(TASK BRIEF)
Gather all lines with "JSON" from the records.

(Element data from apps and pages)
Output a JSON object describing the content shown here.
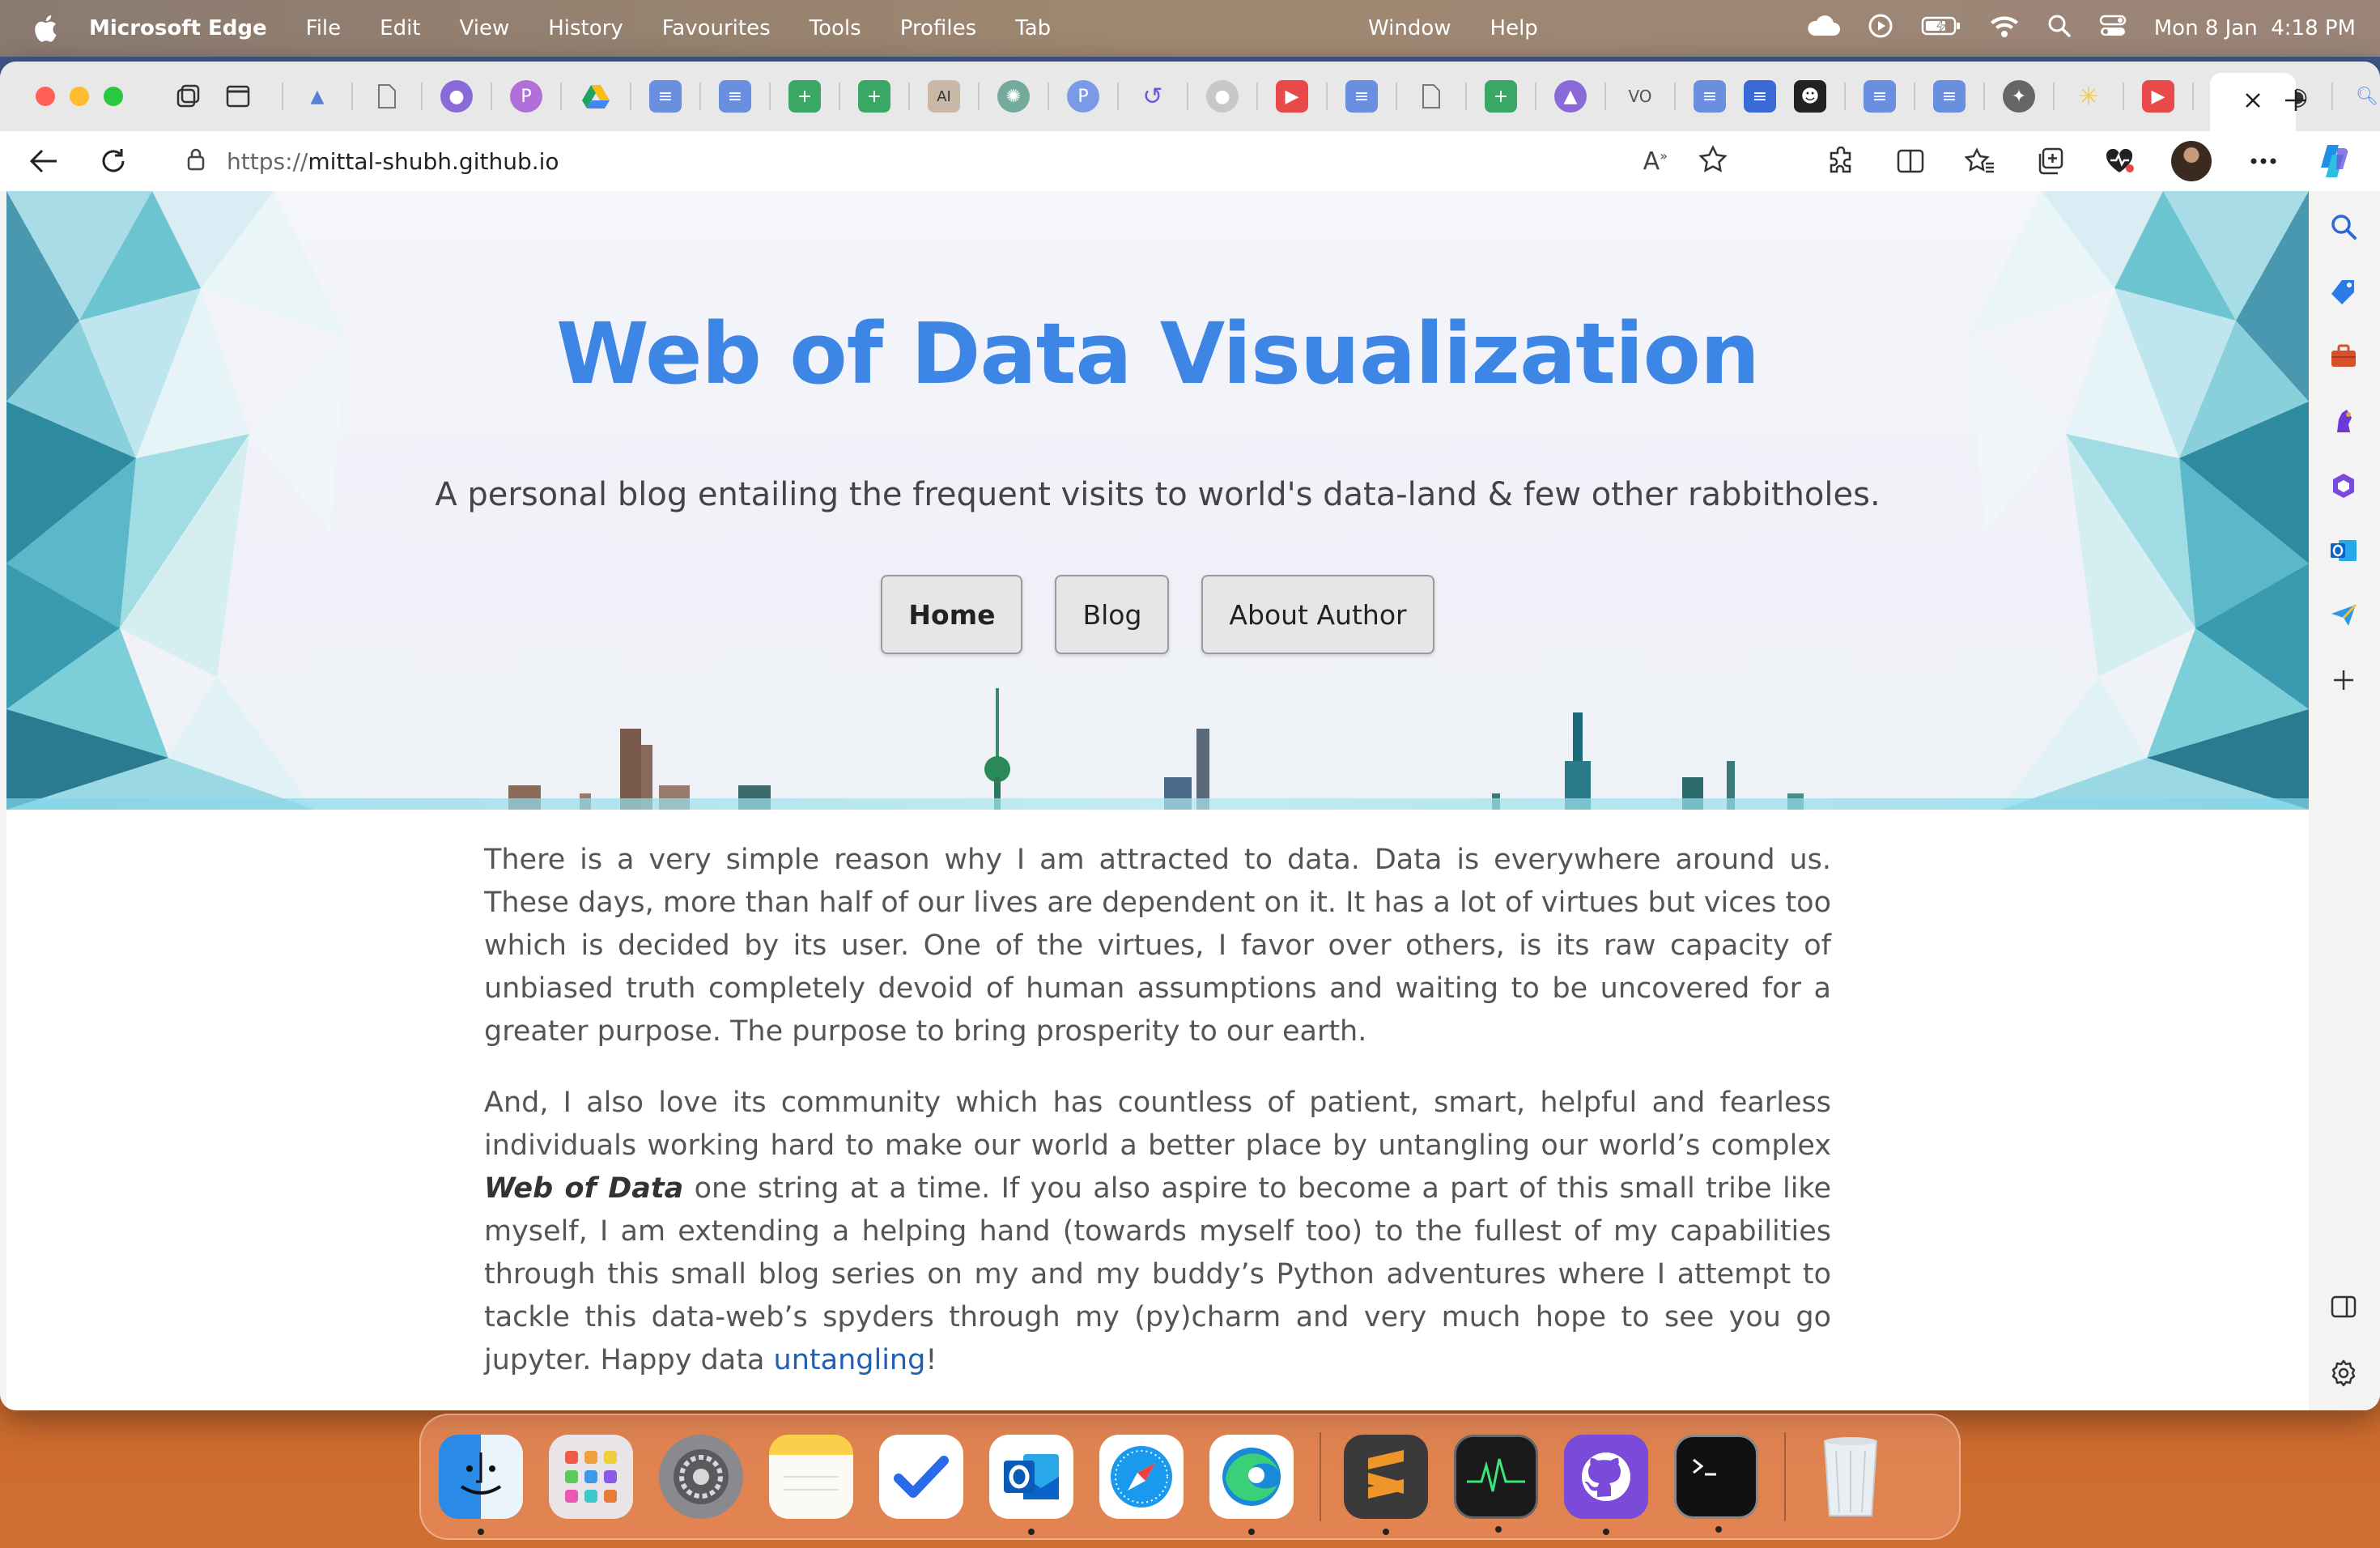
{
  "menubar": {
    "app_name": "Microsoft Edge",
    "menus": [
      "File",
      "Edit",
      "View",
      "History",
      "Favourites",
      "Tools",
      "Profiles",
      "Tab"
    ],
    "center_menus": [
      "Window",
      "Help"
    ],
    "datetime": "Mon 8 Jan  4:18 PM"
  },
  "browser": {
    "url_protocol": "https://",
    "url_host": "mittal-shubh.github.io"
  },
  "hero": {
    "title": "Web of Data Visualization",
    "subtitle": "A personal blog entailing the frequent visits to world's data-land & few other rabbitholes.",
    "nav": {
      "home": "Home",
      "blog": "Blog",
      "about": "About Author"
    }
  },
  "article": {
    "p1": "There is a very simple reason why I am attracted to data. Data is everywhere around us. These days, more than half of our lives are dependent on it. It has a lot of virtues but vices too which is decided by its user. One of the virtues, I favor over others, is its raw capacity of unbiased truth completely devoid of human assumptions and waiting to be uncovered for a greater purpose. The purpose to bring prosperity to our earth.",
    "p2_a": "And, I also love its community which has countless of patient, smart, helpful and fearless individuals working hard to make our world a better place by untangling our world’s complex ",
    "p2_em": "Web of Data",
    "p2_b": " one string at a time. If you also aspire to become a part of this small tribe like myself, I am extending a helping hand (towards myself too) to the fullest of my capabilities through this small blog series on my and my buddy’s Python adventures where I attempt to tackle this data-web’s spyders through my (py)charm and very much hope to see you go jupyter. Happy data ",
    "p2_link": "untangling",
    "p2_end": "!"
  },
  "colors": {
    "title_blue": "#3d86e6",
    "link_blue": "#1f5fb5"
  }
}
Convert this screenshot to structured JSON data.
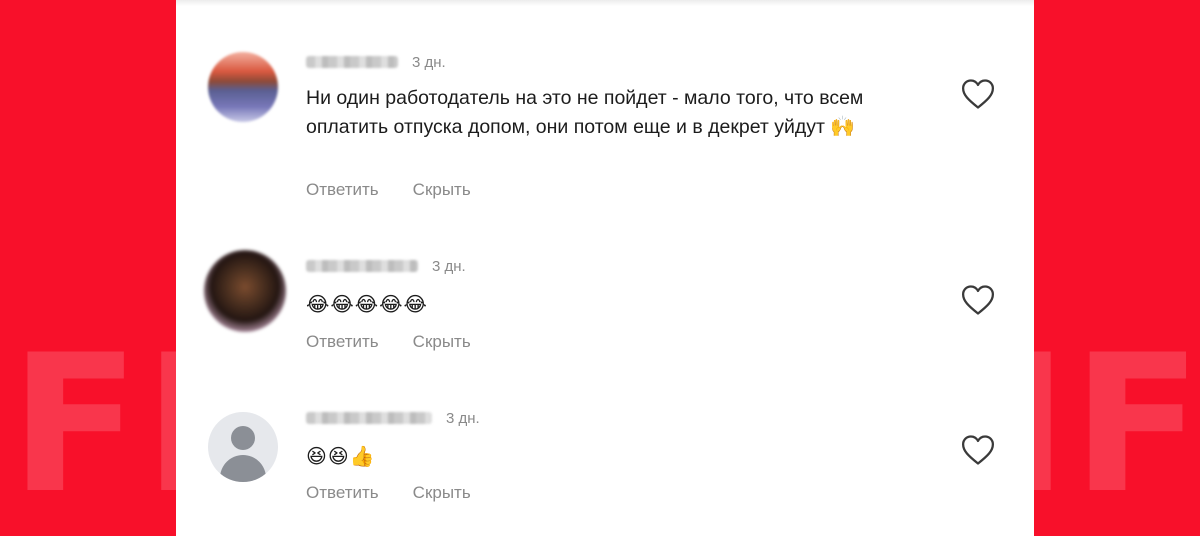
{
  "watermark": {
    "left": "FE",
    "right": "IF"
  },
  "comments": [
    {
      "time": "3 дн.",
      "text": "Ни один работодатель на это не пойдет - мало того, что всем оплатить отпуска допом, они потом еще и в декрет уйдут",
      "emoji": "🙌",
      "reply_label": "Ответить",
      "hide_label": "Скрыть"
    },
    {
      "time": "3 дн.",
      "text": "",
      "emoji": "😂😂😂😂😂",
      "reply_label": "Ответить",
      "hide_label": "Скрыть"
    },
    {
      "time": "3 дн.",
      "text": "",
      "emoji": "😆😆👍",
      "reply_label": "Ответить",
      "hide_label": "Скрыть"
    }
  ],
  "colors": {
    "background": "#f8102a",
    "card": "#ffffff",
    "meta_text": "#8a8a8a"
  },
  "icons": {
    "like": "heart-outline-icon",
    "avatar_placeholder": "user-silhouette-icon"
  }
}
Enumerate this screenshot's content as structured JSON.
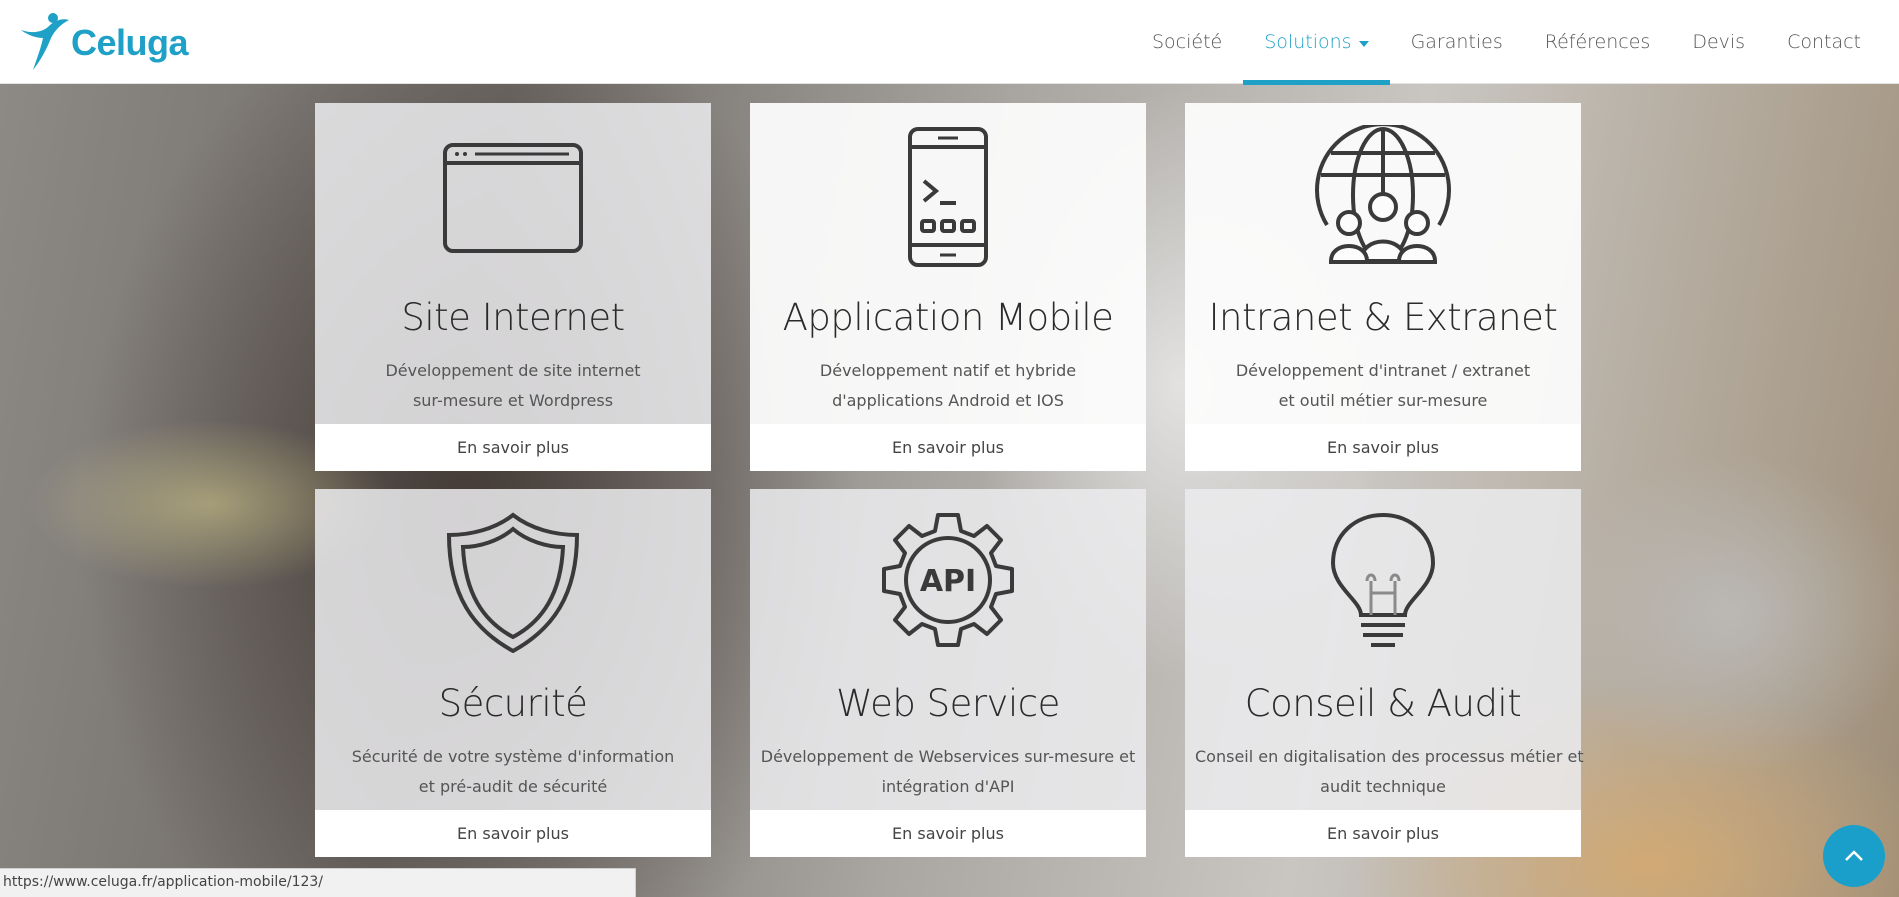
{
  "brand": {
    "name": "Celuga",
    "accent": "#1fa0c6"
  },
  "nav": {
    "items": [
      {
        "label": "Société",
        "active": false
      },
      {
        "label": "Solutions",
        "active": true,
        "dropdown": true
      },
      {
        "label": "Garanties",
        "active": false
      },
      {
        "label": "Références",
        "active": false
      },
      {
        "label": "Devis",
        "active": false
      },
      {
        "label": "Contact",
        "active": false
      }
    ]
  },
  "cards": [
    {
      "icon": "browser-window-icon",
      "title": "Site Internet",
      "desc_line1": "Développement de site internet",
      "desc_line2": "sur-mesure et Wordpress",
      "button": "En savoir plus"
    },
    {
      "icon": "smartphone-terminal-icon",
      "title": "Application Mobile",
      "desc_line1": "Développement natif et hybride",
      "desc_line2": "d'applications Android et IOS",
      "button": "En savoir plus"
    },
    {
      "icon": "globe-team-icon",
      "title": "Intranet & Extranet",
      "desc_line1": "Développement d'intranet / extranet",
      "desc_line2": "et outil métier sur-mesure",
      "button": "En savoir plus"
    },
    {
      "icon": "shield-icon",
      "title": "Sécurité",
      "desc_line1": "Sécurité de votre système d'information",
      "desc_line2": "et pré-audit de sécurité",
      "button": "En savoir plus"
    },
    {
      "icon": "api-gear-icon",
      "title": "Web Service",
      "desc_line1": "Développement de Webservices sur-mesure et",
      "desc_line2": "intégration d'API",
      "button": "En savoir plus"
    },
    {
      "icon": "lightbulb-icon",
      "title": "Conseil & Audit",
      "desc_line1": "Conseil en digitalisation des processus métier et",
      "desc_line2": "audit technique",
      "button": "En savoir plus"
    }
  ],
  "api_icon_text": "API",
  "status_bar": {
    "url": "https://www.celuga.fr/application-mobile/123/"
  },
  "back_to_top": {
    "icon": "chevron-up-icon"
  }
}
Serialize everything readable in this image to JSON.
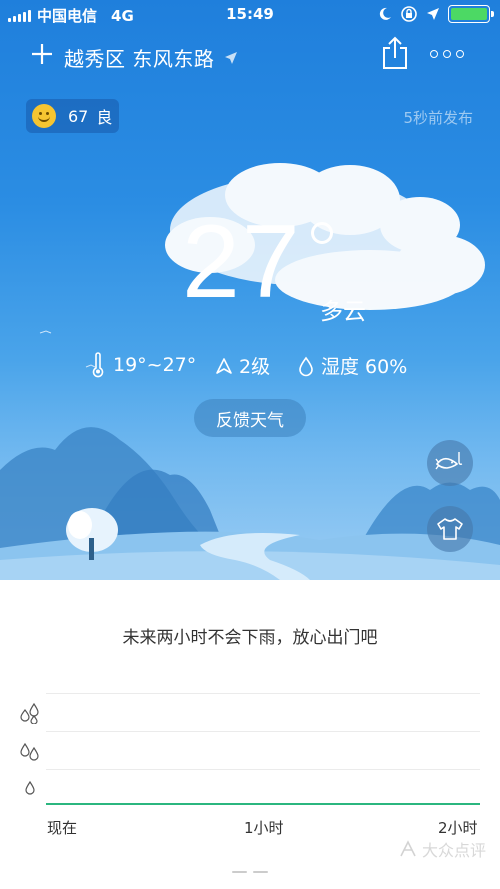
{
  "status_bar": {
    "carrier": "中国电信",
    "network": "4G",
    "time": "15:49",
    "icons": [
      "signal-icon",
      "moon-icon",
      "rotation-lock-icon",
      "location-arrow-icon",
      "battery-icon"
    ],
    "battery_color": "#4cd964"
  },
  "header": {
    "add_icon": "plus-icon",
    "location": "越秀区 东风东路",
    "share_icon": "share-icon",
    "more_icon": "more-icon"
  },
  "aqi": {
    "value": "67",
    "level": "良",
    "icon": "smiley-face-icon"
  },
  "publish_time": "5秒前发布",
  "current": {
    "temperature": "27",
    "condition": "多云"
  },
  "details": {
    "temp_range": "19°~27°",
    "wind": "2级",
    "humidity": "湿度 60%"
  },
  "feedback_label": "反馈天气",
  "side_buttons": [
    "fishing-icon",
    "tshirt-icon"
  ],
  "forecast_text": "未来两小时不会下雨，放心出门吧",
  "rain_chart": {
    "x_labels": [
      "现在",
      "1小时",
      "2小时"
    ],
    "accent_color": "#2bb67f"
  },
  "watermark": "大众点评"
}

(RESPONSE BOX)
Output a JSON object describing the content shown here.
Convert this screenshot to structured JSON data.
Enumerate this screenshot's content as structured JSON.
Serialize everything readable in this image to JSON.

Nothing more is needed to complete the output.